If we are not careful, we can downplay the humanity of Jesus. We are used to defending the deity of Christ, and rightly so, for the deity of Christ has frequently been attacked in church history. However, a merely divine Jesus could not have saved us. We need a human being to stand in for us, for only a sinless human being can bear the wrath of God in the place of sinful human beings. We dare not lose sight of that fact, which we might if we downplay the humanity of Jesus.
Continuing the presentation of the perfect efficacy of Christ’s atonement, the author of Hebrews argues for the necessity of Jesus’ humanity. Having explained that the blood of bulls and goats cannot take away sin (Heb. 10:4), he builds on that by exploring the key reason why the blood of Jesus provides true atonement, namely, the perfect obedience of Jesus according to His human nature. Hebrews 10:5–7 quotes from Psalm 40:6–8, wherein David explores what the Lord truly wants from us. As we see, David says that God is looking not for animal sacrifices but for people to delight in doing His will.
We must be careful here not to set the sacrifices in opposition to doing the will of God, for the law—an expression of God’s will—did mandate the sacrificial system. David’s ultimate point, rather, is that the sacrifices do no good if they are not accompanied by a penitent heart that seeks to obey the Lord. Scripture frequently uses hyperbole wherein God expresses His displeasure with sacrifices (e.g., Jer. 6:20) to make the point that apart from the right heart attitude, giving offerings and sacrifices is just going through the motions.
Of course, even the best of us cannot muster up the perfect heart attitude or desire for obedience to accompany our worship. The best we can do, by God’s grace, is give sincere but imperfect worship and praise. That is one reason why the old covenant sacrifices were ultimately ineffectual; none of the worshipers could summon the perfect desire for obedience, let alone accomplish the obedience required. But Christ could and did. God prepared a body for Him (Heb. 10:5), and John Owen states that “body” is shorthand for the human nature of our Lord.
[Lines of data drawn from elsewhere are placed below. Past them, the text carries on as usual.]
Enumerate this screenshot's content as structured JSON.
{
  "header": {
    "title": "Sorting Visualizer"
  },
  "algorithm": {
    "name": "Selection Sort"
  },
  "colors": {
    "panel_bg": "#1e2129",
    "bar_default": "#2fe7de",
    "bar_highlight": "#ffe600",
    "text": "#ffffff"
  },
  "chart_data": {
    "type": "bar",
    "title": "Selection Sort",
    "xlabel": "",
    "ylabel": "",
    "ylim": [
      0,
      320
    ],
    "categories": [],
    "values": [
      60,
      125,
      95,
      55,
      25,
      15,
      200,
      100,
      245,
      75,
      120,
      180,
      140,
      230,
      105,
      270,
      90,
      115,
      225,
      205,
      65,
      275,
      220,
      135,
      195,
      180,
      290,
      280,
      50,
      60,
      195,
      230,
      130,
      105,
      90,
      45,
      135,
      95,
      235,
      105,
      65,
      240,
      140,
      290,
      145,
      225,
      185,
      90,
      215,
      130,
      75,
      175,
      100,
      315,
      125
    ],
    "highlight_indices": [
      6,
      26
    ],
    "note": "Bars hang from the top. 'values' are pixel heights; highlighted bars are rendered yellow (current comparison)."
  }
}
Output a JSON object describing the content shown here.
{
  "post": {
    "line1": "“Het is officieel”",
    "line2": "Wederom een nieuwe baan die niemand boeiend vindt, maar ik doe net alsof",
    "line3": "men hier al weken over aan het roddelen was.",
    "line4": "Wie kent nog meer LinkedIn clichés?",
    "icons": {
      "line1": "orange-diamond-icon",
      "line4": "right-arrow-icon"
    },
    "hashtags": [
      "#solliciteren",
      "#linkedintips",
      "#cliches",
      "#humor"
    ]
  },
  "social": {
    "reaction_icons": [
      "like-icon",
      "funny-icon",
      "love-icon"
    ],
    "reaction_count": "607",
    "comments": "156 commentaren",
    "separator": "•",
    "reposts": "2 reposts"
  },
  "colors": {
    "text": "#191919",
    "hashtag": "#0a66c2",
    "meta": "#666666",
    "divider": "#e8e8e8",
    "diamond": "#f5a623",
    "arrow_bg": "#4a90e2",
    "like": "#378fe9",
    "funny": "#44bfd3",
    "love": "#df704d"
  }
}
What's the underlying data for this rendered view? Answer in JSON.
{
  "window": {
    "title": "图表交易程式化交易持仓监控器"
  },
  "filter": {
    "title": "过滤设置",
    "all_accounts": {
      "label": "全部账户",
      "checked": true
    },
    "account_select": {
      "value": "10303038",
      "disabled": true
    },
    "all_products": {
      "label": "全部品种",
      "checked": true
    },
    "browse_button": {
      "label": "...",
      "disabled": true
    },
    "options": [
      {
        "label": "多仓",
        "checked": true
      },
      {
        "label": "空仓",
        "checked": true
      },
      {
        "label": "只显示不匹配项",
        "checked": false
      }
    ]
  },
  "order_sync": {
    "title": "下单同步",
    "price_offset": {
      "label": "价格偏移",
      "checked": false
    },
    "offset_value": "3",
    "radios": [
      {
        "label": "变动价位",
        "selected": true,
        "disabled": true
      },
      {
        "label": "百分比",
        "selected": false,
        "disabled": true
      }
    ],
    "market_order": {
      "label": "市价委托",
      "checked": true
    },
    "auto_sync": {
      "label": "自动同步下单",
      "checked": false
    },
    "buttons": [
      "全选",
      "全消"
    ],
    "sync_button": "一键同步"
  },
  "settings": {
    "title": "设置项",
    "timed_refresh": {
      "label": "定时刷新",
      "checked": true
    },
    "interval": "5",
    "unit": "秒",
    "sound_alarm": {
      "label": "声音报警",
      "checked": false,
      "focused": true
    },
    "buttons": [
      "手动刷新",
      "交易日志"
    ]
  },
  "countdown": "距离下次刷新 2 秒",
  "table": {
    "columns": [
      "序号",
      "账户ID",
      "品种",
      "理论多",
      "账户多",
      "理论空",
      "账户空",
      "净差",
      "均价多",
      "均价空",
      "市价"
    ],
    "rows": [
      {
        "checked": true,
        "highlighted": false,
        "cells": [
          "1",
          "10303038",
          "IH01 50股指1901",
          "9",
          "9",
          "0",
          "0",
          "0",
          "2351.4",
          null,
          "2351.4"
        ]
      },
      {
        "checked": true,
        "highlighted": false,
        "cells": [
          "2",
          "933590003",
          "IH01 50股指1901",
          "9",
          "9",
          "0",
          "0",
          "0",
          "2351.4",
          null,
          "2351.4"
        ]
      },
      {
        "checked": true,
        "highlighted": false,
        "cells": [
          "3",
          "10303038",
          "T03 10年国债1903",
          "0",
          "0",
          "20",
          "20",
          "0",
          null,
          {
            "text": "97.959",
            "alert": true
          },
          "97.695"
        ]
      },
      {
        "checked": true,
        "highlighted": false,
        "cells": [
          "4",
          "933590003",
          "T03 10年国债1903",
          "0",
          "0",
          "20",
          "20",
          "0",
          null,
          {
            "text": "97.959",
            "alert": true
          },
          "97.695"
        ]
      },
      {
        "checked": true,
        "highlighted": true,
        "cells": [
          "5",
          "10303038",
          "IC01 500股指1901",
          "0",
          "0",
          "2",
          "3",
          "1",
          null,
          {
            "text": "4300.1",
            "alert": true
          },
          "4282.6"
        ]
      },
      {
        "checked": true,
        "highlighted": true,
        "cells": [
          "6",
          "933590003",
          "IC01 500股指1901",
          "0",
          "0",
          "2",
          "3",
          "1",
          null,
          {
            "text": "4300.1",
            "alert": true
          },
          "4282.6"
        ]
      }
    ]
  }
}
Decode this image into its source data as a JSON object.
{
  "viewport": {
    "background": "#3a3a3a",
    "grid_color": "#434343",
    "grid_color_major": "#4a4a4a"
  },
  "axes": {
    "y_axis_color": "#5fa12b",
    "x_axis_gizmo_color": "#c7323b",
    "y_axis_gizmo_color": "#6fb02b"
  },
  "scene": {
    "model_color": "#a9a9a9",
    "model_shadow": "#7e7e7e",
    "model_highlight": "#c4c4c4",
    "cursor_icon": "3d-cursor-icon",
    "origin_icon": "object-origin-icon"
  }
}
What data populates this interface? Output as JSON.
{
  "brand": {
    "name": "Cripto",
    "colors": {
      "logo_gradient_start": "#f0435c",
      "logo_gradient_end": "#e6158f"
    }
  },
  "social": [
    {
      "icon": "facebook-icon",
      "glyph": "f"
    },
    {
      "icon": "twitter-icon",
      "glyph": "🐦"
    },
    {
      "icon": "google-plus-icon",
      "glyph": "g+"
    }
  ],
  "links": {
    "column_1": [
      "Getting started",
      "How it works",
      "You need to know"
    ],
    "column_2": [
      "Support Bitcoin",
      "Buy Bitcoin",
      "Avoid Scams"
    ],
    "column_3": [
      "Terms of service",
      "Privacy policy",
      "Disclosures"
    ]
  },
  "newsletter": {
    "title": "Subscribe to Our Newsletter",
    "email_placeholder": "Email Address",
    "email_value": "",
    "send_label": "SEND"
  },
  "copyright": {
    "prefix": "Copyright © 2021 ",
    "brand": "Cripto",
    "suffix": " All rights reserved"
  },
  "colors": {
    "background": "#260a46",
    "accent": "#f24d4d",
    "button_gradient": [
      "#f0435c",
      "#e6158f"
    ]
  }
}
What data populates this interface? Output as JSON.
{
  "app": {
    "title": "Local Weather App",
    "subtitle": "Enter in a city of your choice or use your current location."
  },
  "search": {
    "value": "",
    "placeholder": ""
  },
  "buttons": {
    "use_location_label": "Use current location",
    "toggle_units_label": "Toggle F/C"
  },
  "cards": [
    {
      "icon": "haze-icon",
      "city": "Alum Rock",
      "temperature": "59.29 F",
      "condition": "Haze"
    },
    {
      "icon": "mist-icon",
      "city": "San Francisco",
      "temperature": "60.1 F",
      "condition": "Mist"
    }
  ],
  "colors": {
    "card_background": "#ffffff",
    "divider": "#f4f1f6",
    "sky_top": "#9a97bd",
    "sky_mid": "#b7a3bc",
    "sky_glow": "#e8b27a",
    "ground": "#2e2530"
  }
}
The Son was sent by the Father to assume our humanity in the power of the Holy Spirit, and in His life and death He obeyed His Father perfectly according to that nature (1 Peter 2:22). Thus, the sacrifice He offered of Himself was offered in the perfect spirit and can accomplish our salvation.